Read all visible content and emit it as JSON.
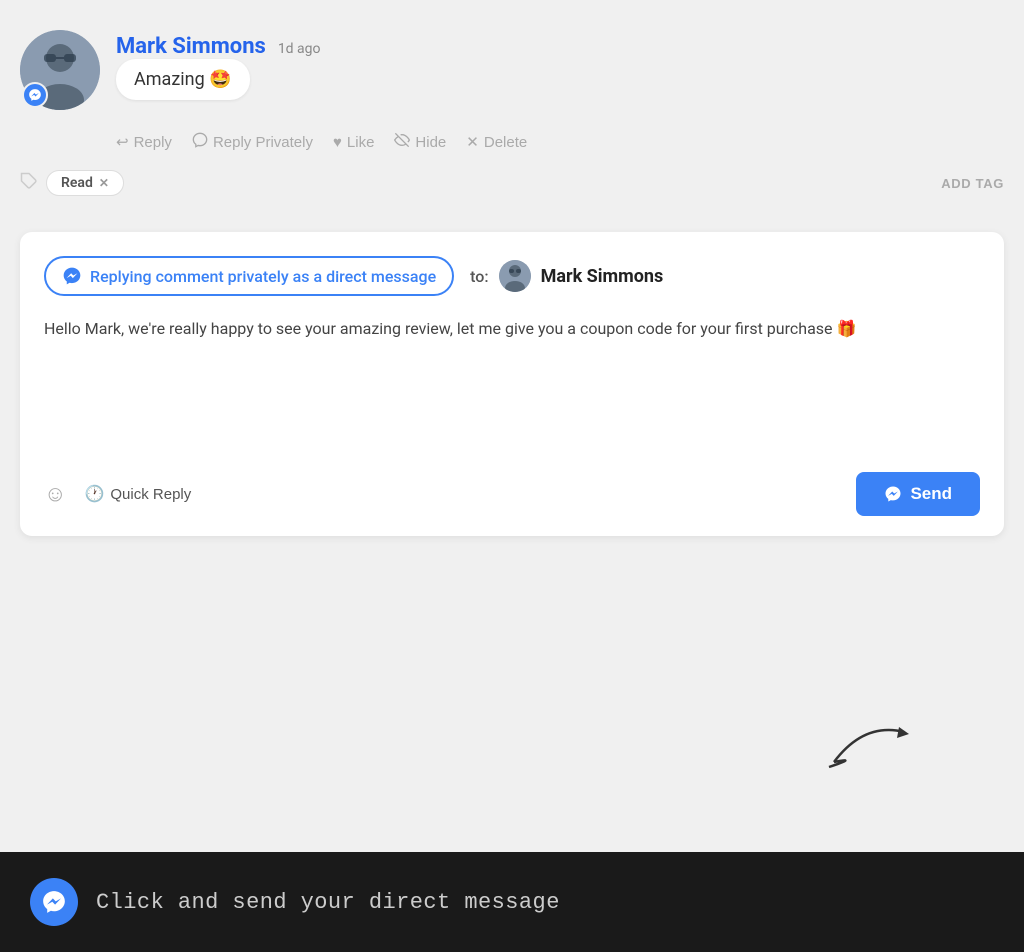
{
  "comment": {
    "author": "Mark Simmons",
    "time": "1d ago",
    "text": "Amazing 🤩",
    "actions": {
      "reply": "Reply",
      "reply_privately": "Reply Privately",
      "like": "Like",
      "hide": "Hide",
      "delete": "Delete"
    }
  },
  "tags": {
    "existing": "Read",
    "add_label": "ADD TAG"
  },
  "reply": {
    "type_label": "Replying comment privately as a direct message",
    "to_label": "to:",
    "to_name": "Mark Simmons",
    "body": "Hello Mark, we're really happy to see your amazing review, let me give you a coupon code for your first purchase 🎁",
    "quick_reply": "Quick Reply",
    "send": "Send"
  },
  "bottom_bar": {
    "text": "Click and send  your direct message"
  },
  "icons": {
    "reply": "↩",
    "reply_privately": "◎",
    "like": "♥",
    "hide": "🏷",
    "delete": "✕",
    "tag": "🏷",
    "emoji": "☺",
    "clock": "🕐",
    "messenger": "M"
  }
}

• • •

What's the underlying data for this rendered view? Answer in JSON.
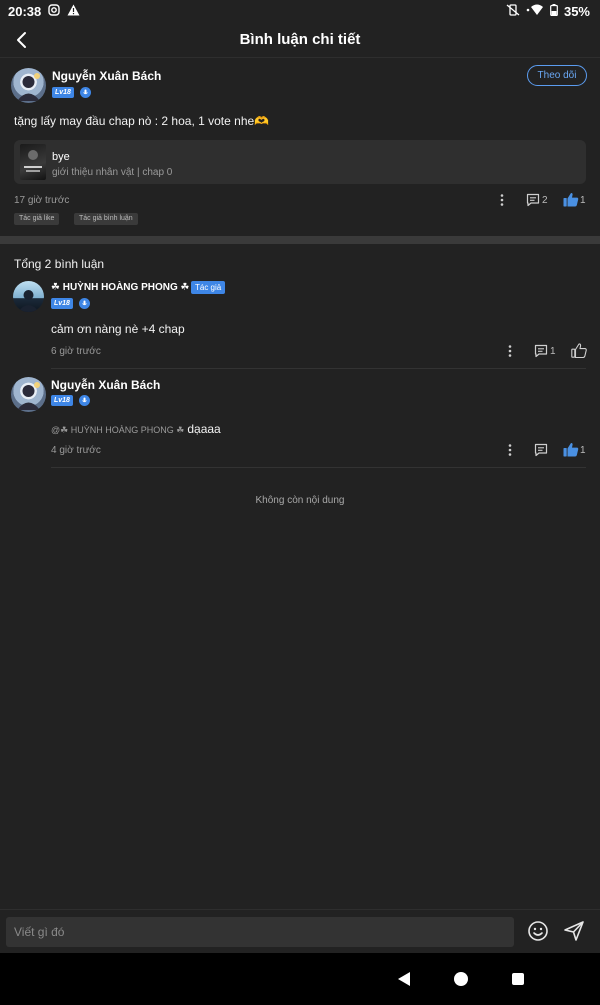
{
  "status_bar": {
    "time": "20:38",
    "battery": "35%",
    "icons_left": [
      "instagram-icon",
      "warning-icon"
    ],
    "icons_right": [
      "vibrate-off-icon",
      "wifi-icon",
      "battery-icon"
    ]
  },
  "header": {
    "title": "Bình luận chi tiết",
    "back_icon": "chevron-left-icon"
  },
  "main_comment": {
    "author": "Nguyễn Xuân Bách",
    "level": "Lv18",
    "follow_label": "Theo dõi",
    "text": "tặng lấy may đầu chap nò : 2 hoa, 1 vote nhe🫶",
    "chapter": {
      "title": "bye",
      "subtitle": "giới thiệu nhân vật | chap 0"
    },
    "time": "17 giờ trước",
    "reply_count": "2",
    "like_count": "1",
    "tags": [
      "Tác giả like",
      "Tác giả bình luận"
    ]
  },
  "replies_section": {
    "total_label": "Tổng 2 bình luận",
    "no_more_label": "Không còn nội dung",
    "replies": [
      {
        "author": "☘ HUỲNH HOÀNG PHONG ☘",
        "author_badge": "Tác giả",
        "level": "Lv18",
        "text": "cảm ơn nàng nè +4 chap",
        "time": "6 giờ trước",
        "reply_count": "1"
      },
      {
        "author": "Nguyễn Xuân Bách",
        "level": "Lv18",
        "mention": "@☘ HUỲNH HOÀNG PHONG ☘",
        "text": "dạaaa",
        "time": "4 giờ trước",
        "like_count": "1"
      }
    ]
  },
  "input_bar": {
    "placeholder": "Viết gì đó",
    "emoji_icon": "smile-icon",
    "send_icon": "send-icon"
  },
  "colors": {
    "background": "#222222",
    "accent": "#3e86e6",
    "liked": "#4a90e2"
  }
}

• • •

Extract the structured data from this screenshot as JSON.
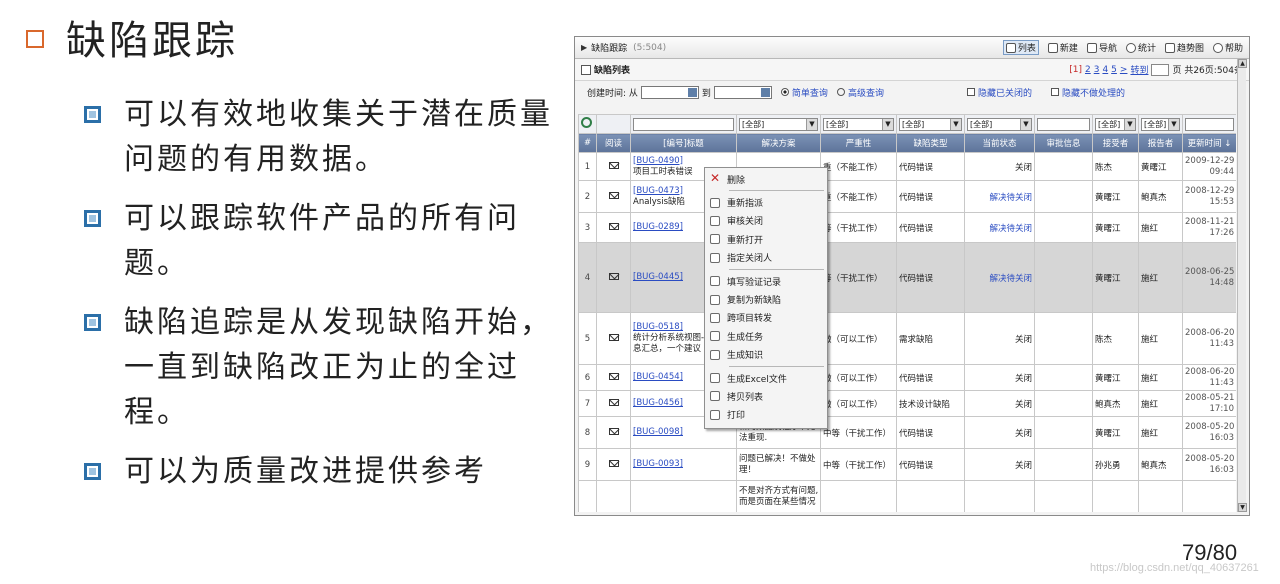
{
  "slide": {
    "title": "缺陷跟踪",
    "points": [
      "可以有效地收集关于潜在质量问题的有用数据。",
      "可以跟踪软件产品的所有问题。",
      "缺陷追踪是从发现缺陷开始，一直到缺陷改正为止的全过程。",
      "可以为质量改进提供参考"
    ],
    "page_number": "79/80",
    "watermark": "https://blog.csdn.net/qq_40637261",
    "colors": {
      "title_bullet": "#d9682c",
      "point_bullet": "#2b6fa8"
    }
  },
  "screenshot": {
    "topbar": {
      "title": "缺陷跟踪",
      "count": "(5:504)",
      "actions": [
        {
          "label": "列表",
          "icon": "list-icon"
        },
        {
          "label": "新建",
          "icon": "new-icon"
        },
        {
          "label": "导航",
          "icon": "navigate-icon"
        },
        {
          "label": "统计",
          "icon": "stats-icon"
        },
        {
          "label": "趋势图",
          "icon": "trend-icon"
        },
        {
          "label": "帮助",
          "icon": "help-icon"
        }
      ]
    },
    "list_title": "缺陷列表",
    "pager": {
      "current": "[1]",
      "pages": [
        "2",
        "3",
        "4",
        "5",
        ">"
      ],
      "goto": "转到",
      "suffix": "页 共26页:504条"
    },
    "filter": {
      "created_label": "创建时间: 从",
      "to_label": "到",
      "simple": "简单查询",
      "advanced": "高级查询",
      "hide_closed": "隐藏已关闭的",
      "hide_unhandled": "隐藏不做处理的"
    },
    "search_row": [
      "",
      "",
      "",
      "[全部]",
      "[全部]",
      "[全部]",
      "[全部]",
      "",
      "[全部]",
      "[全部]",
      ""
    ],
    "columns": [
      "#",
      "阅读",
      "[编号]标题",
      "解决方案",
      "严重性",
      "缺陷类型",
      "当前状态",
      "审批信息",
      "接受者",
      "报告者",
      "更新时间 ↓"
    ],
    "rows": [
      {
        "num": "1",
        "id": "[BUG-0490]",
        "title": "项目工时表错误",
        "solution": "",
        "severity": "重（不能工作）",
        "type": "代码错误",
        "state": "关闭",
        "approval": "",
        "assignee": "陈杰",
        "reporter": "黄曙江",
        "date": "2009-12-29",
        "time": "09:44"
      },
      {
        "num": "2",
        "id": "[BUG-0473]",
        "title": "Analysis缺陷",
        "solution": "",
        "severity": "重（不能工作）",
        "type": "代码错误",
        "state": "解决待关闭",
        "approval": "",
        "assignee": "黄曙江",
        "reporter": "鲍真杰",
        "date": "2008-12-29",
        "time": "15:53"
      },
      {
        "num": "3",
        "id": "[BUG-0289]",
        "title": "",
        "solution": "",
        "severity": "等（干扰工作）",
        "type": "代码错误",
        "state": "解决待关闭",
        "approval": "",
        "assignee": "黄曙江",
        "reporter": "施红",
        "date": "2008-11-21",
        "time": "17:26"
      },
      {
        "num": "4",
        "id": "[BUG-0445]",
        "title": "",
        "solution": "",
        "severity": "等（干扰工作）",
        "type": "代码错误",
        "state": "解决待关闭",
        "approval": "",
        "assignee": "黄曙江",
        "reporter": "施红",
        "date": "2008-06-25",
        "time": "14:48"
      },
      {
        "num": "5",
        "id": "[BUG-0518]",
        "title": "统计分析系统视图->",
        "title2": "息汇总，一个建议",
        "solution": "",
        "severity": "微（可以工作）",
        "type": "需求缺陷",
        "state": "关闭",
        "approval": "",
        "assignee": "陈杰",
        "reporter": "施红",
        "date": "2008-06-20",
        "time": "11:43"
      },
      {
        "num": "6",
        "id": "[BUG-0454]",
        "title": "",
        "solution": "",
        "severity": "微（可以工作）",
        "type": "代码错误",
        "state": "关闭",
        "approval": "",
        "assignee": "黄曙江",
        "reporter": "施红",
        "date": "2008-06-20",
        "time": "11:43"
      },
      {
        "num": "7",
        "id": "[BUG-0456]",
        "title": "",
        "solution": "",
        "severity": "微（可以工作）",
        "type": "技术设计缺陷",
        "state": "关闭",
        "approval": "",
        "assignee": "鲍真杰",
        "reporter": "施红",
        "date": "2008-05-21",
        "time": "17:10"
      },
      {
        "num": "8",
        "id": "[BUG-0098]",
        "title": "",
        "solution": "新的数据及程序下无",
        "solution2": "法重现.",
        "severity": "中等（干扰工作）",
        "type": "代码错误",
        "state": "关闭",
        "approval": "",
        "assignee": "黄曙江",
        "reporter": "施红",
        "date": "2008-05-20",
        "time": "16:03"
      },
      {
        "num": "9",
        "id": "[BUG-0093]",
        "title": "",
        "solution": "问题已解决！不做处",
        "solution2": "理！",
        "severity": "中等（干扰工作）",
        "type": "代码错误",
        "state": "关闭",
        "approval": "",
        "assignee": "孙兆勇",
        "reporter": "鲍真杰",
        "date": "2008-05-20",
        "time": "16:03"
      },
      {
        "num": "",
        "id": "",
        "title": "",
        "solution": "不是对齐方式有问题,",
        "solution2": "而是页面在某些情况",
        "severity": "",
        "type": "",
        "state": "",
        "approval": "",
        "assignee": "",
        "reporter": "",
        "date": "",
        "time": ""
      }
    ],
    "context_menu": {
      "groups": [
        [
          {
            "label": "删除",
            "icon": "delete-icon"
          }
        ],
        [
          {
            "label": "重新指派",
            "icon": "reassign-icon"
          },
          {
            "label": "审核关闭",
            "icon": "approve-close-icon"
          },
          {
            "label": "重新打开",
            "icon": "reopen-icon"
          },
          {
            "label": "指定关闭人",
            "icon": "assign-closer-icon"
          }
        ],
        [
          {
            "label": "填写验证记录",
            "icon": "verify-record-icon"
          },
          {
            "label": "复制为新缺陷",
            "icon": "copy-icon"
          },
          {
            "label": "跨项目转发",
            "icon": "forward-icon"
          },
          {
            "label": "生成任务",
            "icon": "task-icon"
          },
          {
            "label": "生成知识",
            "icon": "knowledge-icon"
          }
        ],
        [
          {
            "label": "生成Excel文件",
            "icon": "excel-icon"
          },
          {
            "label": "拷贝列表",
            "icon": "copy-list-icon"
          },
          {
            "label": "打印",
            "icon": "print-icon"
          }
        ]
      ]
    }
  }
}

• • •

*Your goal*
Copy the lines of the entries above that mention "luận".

*Result of this task*
    "title": "Bình luận chi tiết",
      "Tác giả bình luận"
    "total_label": "Tổng 2 bình luận",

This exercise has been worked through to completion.